── EXERCISE INPUTS

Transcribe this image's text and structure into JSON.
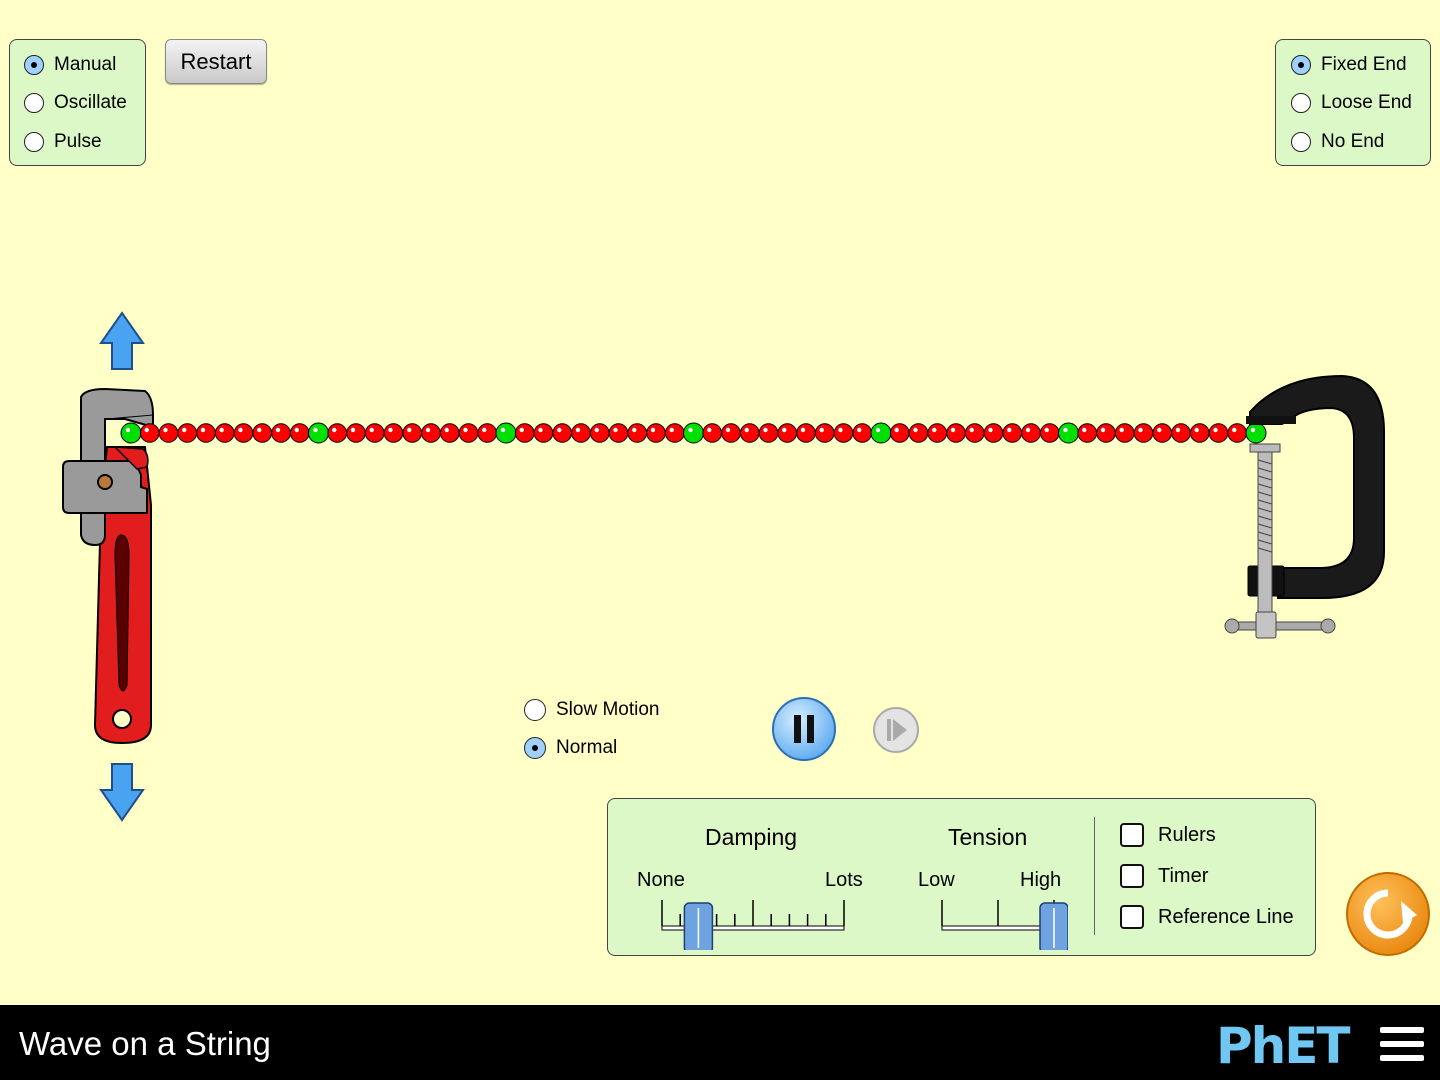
{
  "mode": {
    "options": [
      {
        "label": "Manual",
        "selected": true
      },
      {
        "label": "Oscillate",
        "selected": false
      },
      {
        "label": "Pulse",
        "selected": false
      }
    ]
  },
  "restart_label": "Restart",
  "end": {
    "options": [
      {
        "label": "Fixed End",
        "selected": true
      },
      {
        "label": "Loose End",
        "selected": false
      },
      {
        "label": "No End",
        "selected": false
      }
    ]
  },
  "speed": {
    "options": [
      {
        "label": "Slow Motion",
        "selected": false
      },
      {
        "label": "Normal",
        "selected": true
      }
    ]
  },
  "controls": {
    "damping": {
      "title": "Damping",
      "min_label": "None",
      "max_label": "Lots",
      "value": 0.2
    },
    "tension": {
      "title": "Tension",
      "min_label": "Low",
      "max_label": "High",
      "value": 1.0
    },
    "checkboxes": [
      {
        "label": "Rulers",
        "checked": false
      },
      {
        "label": "Timer",
        "checked": false
      },
      {
        "label": "Reference Line",
        "checked": false
      }
    ]
  },
  "string": {
    "bead_count": 61,
    "green_every": 10,
    "red": "#ff0000",
    "green": "#00e000"
  },
  "footer": {
    "title": "Wave on a String",
    "logo": "PhET"
  },
  "colors": {
    "background": "#ffffc8",
    "panel": "#dbf8c6",
    "accent_blue": "#4aa3f0",
    "reset_orange": "#f39b1e"
  },
  "icons": [
    "up-arrow-icon",
    "down-arrow-icon",
    "pause-icon",
    "step-icon",
    "reset-all-icon",
    "hamburger-menu-icon"
  ]
}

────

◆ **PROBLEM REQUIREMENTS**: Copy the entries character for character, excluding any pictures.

◆ **WRITTEN RESPONSE**:
Transcribe this image's text and structure into JSON.
{
  "mode": {
    "options": [
      {
        "label": "Manual",
        "selected": true
      },
      {
        "label": "Oscillate",
        "selected": false
      },
      {
        "label": "Pulse",
        "selected": false
      }
    ]
  },
  "restart_label": "Restart",
  "end": {
    "options": [
      {
        "label": "Fixed End",
        "selected": true
      },
      {
        "label": "Loose End",
        "selected": false
      },
      {
        "label": "No End",
        "selected": false
      }
    ]
  },
  "speed": {
    "options": [
      {
        "label": "Slow Motion",
        "selected": false
      },
      {
        "label": "Normal",
        "selected": true
      }
    ]
  },
  "controls": {
    "damping": {
      "title": "Damping",
      "min_label": "None",
      "max_label": "Lots",
      "value": 0.2
    },
    "tension": {
      "title": "Tension",
      "min_label": "Low",
      "max_label": "High",
      "value": 1.0
    },
    "checkboxes": [
      {
        "label": "Rulers",
        "checked": false
      },
      {
        "label": "Timer",
        "checked": false
      },
      {
        "label": "Reference Line",
        "checked": false
      }
    ]
  },
  "string": {
    "bead_count": 61,
    "green_every": 10,
    "red": "#ff0000",
    "green": "#00e000"
  },
  "footer": {
    "title": "Wave on a String",
    "logo": "PhET"
  },
  "colors": {
    "background": "#ffffc8",
    "panel": "#dbf8c6",
    "accent_blue": "#4aa3f0",
    "reset_orange": "#f39b1e"
  },
  "icons": [
    "up-arrow-icon",
    "down-arrow-icon",
    "pause-icon",
    "step-icon",
    "reset-all-icon",
    "hamburger-menu-icon"
  ]
}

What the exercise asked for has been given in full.